The Ninth Circuit Court of Appeals heard oral argument on Tuesday in C.J.L.G. v. Sessions – a case that raises grave due process concerns for indigent immigrant children. At issue is whether an immigrant child in deportation proceedings has a right to an appointed attorney when he cannot afford to hire one himself.

For years, groups have been fighting for the right of indigent immigrant children to appointed attorneys when in deportation proceedings. However, this fight was dealt a major setback in September 2016, when the Ninth Circuit ruled in another case, F.L.B. v. Sessions, that immigrant children suing for this right could not bring a class action lawsuit in federal court.

The Ninth Circuit said that children must bring the claim on an individual basis. The court urged the government to work with the attorneys involved in the F.L.B. v. Sessions case to identify potential “test cases” through which the claim could be brought before the Court. C.J.L.G. v. Sessions represents the first such case.

C.J.L.G. is a Honduran minor who, after being abandoned by his father, fled his native land with his mother at the age of 10 after a gang tried to forcibly recruit him, including threatening him at gunpoint. After arriving in the United States, he was detained by immigration agents and placed into deportation proceedings.

In these proceedings, C.J.L.G. sought asylum based on his experiences in Honduras. But because he and his mother could not afford an attorney, C.J.L.G. was forced to defend himself under the immigration laws – often referred to as the second most complex set of laws after the tax code – without an attorney. After a series of court proceedings he did not understand, an immigration judge ordered him deported.

During oral argument, the attorney arguing C.J.L.G.’s case before the Ninth Circuit, Ahilan Arulanatham of the ACLU Foundation of Southern California, explained that in no other area of law besides immigration are children forced to defend themselves against trained prosecutors.

On the other side, the government argued that the Ninth Circuit shouldn’t decide the issue of the right to appointed attorneys for kids and asserted that C.J.L.G.’s hearing in the lower court was fair.

Oddly, the government made this argument even though they assisted with bringing C.J.L.G.’s situation forward as a “test case” of the right to appointed attorneys for indigent children in deportation proceedings.

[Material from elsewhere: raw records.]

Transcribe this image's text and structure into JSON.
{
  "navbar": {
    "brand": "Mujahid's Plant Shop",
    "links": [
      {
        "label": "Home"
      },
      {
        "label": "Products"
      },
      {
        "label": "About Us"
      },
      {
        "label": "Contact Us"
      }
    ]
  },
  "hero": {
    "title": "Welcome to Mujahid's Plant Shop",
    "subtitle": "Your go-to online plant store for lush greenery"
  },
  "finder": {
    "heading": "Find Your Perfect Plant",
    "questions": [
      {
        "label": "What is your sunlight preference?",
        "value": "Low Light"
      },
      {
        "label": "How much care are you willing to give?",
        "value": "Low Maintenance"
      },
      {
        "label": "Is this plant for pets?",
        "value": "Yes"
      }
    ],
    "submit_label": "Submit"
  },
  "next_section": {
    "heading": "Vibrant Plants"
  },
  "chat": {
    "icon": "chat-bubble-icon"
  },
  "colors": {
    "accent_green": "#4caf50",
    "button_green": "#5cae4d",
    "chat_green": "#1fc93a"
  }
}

During the hearing, one of the Ninth Circuit judges expressed concern about the cost that a decision granting the right to court-mandated, appointed counsel for immigrant children in deportation proceedings would impose on the government and questioned whether the issue was better left to Congress to decide. The attorney arguing C.J.L.G.’s case responded, in part, that the government itself creates an uneven playing field in the deportation process by paying for attorneys to represent the government against minor children, including those without representation.

As C.J.L.G.’s case demonstrates, no child could hope to understand, much less navigate, the complexities of immigration law and removal proceedings without legal representation. Without a lawyer, children such as C.J.L.G. receive hearings that run afoul of the right to a fair hearing under the immigration law and basic constitutional due process.

The importance of this case cannot be overstated. Each day more immigrant children are being targeted for deportation, creating a greater urgency in ensuring children receive a full and fair hearing in court.